Segment Open
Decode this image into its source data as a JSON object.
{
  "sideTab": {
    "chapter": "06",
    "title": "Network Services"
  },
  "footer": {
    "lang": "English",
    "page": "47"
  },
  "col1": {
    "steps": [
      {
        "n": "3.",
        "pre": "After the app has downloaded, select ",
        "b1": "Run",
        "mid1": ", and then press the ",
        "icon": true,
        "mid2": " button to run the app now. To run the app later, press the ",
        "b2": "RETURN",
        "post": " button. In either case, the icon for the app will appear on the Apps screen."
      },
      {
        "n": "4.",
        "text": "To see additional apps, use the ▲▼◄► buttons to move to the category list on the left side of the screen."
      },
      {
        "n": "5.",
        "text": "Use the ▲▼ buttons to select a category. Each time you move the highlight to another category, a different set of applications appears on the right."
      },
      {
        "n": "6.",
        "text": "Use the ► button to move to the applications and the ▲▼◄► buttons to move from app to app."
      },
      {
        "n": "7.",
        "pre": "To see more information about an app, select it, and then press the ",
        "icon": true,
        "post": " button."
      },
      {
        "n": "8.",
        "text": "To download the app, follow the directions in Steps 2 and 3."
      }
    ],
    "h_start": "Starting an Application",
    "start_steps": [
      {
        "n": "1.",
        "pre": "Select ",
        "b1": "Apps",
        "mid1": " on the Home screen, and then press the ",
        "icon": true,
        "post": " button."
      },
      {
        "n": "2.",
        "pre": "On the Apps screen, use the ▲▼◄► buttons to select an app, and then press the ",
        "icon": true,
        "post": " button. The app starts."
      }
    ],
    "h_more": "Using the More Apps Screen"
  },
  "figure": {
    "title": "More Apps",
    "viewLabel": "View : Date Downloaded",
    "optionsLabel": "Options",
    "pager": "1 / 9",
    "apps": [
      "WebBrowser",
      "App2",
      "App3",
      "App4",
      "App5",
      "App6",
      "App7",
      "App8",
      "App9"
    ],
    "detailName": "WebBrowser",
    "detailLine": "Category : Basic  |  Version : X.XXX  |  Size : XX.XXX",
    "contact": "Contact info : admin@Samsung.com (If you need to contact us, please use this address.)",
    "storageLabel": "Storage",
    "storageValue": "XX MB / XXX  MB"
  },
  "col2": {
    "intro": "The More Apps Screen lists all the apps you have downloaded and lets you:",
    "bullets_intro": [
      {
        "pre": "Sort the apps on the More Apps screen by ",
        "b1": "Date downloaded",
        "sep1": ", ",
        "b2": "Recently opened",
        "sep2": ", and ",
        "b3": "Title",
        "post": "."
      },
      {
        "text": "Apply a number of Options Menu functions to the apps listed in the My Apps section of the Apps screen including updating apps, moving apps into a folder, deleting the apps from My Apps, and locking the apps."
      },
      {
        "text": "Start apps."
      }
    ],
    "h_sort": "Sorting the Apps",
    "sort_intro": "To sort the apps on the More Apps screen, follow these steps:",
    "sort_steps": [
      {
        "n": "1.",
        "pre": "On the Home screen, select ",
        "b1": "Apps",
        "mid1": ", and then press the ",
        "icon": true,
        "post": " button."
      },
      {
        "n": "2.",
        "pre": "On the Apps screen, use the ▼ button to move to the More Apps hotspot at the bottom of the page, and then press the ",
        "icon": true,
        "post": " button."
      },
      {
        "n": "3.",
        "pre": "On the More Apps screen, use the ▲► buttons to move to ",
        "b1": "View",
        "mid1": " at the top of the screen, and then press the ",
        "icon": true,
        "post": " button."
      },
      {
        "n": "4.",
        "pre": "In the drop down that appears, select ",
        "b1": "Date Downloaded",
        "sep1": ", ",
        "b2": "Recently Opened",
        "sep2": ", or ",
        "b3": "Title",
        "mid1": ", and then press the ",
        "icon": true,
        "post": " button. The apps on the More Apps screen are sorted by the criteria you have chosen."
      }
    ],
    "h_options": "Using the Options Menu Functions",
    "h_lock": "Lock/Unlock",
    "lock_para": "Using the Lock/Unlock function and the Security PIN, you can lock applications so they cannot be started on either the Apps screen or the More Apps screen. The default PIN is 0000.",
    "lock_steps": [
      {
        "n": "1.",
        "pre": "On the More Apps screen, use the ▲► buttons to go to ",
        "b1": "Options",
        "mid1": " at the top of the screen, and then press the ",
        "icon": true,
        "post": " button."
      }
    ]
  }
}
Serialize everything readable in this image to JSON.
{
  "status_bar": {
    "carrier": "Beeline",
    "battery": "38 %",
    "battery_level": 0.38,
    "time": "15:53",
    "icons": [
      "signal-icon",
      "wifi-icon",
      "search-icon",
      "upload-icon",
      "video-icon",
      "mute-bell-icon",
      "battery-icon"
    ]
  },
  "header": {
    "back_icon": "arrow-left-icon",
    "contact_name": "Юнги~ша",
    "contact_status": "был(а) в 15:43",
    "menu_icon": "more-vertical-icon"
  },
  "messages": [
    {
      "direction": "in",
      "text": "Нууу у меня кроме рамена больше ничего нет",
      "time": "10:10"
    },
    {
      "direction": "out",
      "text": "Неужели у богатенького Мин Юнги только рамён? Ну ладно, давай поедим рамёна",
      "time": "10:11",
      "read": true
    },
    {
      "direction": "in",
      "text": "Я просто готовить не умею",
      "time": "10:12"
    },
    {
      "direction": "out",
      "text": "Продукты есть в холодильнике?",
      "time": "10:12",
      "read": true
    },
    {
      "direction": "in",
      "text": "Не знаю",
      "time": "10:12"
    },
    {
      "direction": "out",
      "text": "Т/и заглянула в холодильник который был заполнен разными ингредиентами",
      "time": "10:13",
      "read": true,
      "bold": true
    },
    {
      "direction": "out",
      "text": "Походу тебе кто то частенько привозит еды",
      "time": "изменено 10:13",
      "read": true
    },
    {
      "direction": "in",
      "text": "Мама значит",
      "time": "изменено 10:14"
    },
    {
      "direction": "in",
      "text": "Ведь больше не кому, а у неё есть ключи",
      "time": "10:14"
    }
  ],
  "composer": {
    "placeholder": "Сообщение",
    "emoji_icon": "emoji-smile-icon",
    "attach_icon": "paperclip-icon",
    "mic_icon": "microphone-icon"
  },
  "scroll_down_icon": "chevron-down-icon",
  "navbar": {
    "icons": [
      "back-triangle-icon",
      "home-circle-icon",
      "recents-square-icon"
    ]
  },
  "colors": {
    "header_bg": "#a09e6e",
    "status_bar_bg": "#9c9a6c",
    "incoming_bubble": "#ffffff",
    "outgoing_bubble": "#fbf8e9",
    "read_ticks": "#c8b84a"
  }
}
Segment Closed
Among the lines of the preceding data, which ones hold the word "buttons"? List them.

        "text": "To see additional apps, use the ▲▼◄► buttons to move to the category list on the left side of the screen."
        "text": "Use the ▲▼ buttons to select a category. Each time you move the highlight to another category, a different set of applications appears on the right."
        "text": "Use the ► button to move to the applications and the ▲▼◄► buttons to move from app to app."
        "pre": "On the Apps screen, use the ▲▼◄► buttons to select an app, and then press the ",
        "pre": "On the More Apps screen, use the ▲► buttons to move to ",
        "pre": "On the More Apps screen, use the ▲► buttons to go to ",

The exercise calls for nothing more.